(Element data from apps and pages)
+ + + + + + +
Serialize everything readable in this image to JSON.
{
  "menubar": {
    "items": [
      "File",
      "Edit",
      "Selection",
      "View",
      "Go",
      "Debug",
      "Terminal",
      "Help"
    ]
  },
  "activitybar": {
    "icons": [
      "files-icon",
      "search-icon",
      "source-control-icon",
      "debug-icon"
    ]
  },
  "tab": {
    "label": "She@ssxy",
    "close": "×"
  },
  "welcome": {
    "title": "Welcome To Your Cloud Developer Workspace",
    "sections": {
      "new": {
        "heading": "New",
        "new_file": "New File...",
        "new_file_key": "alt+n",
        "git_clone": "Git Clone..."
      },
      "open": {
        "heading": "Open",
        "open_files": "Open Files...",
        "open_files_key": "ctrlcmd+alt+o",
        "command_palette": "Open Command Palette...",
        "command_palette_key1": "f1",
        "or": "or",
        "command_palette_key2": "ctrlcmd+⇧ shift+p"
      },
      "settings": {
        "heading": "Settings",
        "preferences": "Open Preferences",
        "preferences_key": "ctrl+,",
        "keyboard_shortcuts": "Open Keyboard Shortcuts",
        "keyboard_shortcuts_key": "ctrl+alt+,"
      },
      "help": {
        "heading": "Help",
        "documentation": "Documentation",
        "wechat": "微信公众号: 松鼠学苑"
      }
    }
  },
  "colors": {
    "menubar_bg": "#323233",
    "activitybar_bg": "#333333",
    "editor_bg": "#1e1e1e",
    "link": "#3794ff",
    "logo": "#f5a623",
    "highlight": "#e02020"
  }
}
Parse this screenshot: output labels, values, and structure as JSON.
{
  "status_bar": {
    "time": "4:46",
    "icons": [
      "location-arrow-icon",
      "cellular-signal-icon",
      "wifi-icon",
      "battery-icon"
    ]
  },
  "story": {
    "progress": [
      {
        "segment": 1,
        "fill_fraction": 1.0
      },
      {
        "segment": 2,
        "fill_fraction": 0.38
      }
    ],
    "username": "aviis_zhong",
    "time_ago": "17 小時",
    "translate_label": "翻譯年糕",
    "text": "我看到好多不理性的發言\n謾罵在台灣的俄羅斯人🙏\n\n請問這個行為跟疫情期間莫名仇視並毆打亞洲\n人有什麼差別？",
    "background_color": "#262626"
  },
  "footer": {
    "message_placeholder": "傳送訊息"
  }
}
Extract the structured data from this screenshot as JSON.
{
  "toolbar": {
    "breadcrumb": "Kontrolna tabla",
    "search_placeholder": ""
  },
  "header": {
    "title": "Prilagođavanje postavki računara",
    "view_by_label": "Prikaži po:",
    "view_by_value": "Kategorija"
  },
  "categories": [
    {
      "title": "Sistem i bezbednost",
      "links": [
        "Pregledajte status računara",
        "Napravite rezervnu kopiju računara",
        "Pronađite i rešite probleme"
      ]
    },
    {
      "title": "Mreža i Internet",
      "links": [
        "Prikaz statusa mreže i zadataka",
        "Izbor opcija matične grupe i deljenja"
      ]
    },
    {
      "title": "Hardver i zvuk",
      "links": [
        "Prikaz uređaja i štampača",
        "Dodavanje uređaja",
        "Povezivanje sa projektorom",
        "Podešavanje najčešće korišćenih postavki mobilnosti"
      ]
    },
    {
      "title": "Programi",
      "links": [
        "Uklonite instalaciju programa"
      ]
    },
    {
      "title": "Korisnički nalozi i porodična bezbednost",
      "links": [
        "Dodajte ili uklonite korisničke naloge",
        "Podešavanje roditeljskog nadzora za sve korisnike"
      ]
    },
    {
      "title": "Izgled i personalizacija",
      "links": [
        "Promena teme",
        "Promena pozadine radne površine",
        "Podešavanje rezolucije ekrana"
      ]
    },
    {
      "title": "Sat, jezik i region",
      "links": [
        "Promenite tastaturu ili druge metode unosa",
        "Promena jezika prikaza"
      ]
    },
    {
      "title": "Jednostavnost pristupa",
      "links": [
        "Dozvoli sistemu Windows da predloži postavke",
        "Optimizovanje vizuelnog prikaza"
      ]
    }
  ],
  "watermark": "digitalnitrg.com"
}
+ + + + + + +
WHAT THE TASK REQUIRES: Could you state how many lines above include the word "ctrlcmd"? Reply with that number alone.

SOLUTION FOR THIS EXERCISE: 2